YOUR GOAL: The data below is to be set down again exactly as written.

Records excerpted from a collection:
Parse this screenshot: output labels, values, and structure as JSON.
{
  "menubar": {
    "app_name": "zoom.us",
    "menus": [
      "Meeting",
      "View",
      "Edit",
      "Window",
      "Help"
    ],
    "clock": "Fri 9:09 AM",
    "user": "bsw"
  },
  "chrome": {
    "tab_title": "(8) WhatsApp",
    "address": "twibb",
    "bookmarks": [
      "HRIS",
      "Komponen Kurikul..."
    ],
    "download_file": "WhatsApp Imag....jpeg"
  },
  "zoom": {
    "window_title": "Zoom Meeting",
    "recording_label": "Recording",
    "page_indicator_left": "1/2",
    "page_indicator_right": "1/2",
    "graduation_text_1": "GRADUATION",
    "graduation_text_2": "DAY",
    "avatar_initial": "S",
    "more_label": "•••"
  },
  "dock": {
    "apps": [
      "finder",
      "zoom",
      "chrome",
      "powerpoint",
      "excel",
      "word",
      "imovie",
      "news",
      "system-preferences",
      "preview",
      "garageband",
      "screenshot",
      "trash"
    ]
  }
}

EXERCISE RESULT:
Parse this screenshot: output labels, values, and structure as JSON.
{
  "menubar": {
    "app_name": "zoom.us",
    "menus": [
      "Meeting",
      "View",
      "Edit",
      "Window",
      "Help"
    ],
    "clock": "Fri 9:09 AM",
    "user": "bsw"
  },
  "chrome": {
    "tab_title": "(8) WhatsApp",
    "address": "twibb",
    "bookmarks": [
      "HRIS",
      "Komponen Kurikul..."
    ],
    "download_file": "WhatsApp Imag....jpeg"
  },
  "zoom": {
    "window_title": "Zoom Meeting",
    "recording_label": "Recording",
    "page_indicator_left": "1/2",
    "page_indicator_right": "1/2",
    "graduation_text_1": "GRADUATION",
    "graduation_text_2": "DAY",
    "avatar_initial": "S",
    "more_label": "•••"
  },
  "dock": {
    "apps": [
      "finder",
      "zoom",
      "chrome",
      "powerpoint",
      "excel",
      "word",
      "imovie",
      "news",
      "system-preferences",
      "preview",
      "garageband",
      "screenshot",
      "trash"
    ]
  }
}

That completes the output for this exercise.